(Dataset records begins)
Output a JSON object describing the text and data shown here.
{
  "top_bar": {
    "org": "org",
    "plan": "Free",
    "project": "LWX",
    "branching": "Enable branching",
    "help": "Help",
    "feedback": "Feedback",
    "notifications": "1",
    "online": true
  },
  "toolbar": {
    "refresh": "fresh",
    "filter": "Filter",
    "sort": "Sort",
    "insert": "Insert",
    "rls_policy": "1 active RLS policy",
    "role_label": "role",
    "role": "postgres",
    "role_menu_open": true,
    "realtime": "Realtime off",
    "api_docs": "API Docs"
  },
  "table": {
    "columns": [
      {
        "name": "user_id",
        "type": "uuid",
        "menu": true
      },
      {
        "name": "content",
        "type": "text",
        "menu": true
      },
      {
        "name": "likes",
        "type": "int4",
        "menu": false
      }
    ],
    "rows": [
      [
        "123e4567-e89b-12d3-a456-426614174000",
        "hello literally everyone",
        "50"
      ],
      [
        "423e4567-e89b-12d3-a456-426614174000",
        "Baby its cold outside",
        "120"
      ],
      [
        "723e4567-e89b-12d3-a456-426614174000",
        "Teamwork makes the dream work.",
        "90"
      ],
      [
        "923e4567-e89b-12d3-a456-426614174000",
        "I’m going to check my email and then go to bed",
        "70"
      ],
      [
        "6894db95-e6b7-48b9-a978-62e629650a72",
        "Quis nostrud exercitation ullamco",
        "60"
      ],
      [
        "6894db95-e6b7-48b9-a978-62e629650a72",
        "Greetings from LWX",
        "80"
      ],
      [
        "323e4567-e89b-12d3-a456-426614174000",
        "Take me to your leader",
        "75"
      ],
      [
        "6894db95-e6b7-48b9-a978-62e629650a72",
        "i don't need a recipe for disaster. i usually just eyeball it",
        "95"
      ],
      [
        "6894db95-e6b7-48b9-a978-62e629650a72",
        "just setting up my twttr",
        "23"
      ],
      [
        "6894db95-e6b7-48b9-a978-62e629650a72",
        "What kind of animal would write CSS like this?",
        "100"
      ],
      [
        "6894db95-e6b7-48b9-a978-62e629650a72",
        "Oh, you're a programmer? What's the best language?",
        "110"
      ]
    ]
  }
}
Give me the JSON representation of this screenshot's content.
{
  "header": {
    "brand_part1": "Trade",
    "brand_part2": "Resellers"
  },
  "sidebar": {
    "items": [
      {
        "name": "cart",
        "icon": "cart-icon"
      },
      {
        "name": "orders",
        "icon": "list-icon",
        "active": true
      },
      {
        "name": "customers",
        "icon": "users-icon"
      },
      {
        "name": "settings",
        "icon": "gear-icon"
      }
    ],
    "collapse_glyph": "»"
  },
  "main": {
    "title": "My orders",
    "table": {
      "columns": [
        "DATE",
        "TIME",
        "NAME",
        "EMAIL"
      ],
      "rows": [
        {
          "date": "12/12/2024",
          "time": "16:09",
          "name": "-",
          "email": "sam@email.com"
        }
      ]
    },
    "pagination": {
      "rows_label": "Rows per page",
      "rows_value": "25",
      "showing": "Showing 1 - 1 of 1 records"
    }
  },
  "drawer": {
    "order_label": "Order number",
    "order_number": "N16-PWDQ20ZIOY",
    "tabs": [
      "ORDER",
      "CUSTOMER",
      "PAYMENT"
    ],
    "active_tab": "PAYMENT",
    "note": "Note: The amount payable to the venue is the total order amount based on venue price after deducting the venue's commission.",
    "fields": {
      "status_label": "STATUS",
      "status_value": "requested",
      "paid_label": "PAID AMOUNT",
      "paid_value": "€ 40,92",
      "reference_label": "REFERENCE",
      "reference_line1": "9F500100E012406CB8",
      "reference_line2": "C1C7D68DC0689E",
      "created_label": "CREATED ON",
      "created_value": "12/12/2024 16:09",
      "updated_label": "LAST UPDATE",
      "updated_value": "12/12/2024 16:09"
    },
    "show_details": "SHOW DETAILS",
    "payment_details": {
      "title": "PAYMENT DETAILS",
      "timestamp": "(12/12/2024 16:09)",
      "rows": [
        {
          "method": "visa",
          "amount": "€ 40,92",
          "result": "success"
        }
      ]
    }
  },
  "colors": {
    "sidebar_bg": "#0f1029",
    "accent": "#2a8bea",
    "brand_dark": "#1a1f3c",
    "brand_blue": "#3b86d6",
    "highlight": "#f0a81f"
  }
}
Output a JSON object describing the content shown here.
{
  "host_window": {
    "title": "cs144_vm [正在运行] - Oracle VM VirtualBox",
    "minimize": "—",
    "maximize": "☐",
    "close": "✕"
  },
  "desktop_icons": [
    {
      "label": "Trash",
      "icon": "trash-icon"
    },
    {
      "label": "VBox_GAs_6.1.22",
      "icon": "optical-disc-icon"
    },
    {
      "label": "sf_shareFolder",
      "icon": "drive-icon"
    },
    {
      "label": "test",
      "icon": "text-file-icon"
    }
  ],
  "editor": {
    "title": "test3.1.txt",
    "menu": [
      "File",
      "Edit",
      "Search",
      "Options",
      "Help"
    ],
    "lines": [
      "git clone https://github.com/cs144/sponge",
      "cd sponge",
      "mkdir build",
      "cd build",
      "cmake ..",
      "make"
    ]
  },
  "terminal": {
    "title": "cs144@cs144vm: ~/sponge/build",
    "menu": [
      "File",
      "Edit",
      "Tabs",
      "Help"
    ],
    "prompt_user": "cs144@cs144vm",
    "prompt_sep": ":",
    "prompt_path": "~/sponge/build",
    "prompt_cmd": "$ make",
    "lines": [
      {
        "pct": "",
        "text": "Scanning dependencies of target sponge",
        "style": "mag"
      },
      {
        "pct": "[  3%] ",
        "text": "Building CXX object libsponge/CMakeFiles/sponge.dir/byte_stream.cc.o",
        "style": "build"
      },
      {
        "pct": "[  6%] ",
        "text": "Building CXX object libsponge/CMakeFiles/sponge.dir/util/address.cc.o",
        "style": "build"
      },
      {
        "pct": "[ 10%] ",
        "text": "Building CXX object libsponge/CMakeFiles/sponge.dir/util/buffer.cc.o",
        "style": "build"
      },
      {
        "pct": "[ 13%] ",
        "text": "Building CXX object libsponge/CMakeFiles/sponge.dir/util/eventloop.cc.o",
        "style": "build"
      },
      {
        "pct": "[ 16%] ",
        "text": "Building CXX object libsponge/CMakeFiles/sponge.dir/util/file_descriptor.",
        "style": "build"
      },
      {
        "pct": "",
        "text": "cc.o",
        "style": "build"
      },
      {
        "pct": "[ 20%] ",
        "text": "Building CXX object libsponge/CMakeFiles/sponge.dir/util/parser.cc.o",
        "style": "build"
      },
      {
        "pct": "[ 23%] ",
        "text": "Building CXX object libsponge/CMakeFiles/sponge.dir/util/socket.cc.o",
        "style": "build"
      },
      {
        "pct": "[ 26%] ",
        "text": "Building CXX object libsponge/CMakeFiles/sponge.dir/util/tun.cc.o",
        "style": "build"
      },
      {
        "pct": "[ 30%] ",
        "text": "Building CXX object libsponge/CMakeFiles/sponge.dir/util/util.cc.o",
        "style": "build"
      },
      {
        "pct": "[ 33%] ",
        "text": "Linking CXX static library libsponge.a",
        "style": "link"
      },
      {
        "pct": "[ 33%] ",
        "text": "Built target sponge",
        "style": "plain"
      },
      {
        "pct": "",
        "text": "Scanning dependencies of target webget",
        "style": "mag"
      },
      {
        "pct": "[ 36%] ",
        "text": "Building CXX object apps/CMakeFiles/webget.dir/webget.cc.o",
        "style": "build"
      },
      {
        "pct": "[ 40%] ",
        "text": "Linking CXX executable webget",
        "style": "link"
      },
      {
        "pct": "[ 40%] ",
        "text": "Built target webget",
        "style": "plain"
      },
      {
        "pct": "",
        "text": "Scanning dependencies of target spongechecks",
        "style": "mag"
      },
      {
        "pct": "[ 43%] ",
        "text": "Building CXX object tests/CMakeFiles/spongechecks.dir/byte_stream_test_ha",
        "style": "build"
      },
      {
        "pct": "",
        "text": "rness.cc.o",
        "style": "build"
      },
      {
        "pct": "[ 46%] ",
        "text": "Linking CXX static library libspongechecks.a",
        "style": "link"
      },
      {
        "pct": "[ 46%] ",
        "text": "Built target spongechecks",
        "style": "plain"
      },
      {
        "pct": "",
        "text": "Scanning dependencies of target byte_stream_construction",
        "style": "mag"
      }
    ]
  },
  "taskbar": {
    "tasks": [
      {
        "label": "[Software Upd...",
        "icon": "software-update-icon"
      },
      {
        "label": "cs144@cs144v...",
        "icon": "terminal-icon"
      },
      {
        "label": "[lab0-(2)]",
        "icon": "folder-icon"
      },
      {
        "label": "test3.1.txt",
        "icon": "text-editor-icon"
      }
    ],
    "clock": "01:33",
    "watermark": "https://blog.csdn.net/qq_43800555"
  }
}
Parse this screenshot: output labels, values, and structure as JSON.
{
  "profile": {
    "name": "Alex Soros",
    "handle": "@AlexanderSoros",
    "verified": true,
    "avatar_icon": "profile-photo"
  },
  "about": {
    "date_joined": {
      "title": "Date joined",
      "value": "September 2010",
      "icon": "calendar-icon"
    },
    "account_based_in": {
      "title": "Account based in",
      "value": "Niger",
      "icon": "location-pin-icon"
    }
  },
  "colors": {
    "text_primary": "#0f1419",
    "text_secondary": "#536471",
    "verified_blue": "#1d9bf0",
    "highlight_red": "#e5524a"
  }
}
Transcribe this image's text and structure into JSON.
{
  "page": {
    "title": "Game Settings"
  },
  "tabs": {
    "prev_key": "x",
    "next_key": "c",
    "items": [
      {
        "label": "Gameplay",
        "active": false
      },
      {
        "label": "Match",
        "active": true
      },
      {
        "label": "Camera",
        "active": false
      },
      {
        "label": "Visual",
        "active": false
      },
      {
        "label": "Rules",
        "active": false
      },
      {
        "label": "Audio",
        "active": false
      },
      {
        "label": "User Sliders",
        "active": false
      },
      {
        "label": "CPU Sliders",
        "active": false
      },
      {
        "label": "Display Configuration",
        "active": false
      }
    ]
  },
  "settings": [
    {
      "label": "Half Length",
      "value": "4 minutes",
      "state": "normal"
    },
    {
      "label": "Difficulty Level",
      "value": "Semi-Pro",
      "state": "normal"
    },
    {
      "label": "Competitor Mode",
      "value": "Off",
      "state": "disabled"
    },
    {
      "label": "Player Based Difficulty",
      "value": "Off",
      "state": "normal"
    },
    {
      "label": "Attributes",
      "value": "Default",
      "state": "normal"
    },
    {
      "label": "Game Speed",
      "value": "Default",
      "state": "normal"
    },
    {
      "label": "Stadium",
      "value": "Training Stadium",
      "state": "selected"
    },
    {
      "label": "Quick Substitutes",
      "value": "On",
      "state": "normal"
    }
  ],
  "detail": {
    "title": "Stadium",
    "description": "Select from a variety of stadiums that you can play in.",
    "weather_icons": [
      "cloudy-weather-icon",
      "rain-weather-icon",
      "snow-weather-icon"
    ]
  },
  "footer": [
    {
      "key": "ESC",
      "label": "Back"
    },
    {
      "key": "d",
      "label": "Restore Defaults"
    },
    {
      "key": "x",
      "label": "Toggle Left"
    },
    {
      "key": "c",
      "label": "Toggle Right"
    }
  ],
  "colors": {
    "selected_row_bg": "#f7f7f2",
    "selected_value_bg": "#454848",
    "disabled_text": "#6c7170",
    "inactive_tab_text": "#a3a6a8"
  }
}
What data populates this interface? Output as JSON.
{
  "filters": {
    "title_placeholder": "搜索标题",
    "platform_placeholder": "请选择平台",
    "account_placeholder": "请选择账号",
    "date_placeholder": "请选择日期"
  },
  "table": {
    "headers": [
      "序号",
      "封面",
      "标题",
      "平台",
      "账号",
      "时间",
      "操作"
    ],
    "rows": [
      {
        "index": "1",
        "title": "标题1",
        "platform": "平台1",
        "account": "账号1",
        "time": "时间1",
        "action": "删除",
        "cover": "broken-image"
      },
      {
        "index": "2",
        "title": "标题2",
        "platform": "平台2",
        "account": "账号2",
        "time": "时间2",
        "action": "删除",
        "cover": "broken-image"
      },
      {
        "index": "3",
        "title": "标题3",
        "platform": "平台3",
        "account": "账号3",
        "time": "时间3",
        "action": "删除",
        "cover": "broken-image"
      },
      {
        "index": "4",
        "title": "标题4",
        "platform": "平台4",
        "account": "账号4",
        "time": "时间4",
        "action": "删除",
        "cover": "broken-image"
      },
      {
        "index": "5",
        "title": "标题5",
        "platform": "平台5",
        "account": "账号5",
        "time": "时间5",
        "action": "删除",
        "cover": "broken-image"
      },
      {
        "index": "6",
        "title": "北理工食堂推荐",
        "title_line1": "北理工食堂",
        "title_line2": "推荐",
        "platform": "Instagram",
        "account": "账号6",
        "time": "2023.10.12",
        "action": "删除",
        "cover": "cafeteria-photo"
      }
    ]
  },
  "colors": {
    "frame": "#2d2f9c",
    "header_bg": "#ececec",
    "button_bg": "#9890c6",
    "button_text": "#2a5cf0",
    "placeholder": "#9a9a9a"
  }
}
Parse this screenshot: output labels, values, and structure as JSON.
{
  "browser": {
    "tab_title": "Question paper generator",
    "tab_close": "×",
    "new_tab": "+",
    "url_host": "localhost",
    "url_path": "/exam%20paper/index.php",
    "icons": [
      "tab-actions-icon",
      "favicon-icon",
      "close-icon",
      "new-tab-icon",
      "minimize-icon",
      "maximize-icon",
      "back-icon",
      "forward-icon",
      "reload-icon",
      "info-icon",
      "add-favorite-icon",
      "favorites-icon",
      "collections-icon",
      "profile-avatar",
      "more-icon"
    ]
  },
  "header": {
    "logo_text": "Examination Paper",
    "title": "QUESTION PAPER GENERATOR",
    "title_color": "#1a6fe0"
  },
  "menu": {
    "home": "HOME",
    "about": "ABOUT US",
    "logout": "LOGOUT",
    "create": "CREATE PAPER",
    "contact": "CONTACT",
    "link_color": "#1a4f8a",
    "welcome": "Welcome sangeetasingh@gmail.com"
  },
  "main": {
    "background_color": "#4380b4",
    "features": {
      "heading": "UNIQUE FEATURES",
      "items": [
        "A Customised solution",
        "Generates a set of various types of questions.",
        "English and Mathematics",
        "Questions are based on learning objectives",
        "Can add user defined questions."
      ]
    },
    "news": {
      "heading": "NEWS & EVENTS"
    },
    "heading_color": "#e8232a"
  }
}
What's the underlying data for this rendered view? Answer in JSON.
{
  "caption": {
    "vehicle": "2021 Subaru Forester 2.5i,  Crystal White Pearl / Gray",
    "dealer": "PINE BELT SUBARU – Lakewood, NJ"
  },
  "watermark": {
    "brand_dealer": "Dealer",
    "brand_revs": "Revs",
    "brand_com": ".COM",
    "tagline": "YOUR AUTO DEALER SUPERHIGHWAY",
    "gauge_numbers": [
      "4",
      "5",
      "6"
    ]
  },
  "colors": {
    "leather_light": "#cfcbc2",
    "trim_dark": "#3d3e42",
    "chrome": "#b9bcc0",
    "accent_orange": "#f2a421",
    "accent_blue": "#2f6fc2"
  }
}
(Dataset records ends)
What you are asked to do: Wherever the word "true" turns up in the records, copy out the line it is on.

Response to the task:
    "online": true
    "role_menu_open": true,
        "menu": true
        "menu": true
        "active": true
    "verified": true,
        "active": true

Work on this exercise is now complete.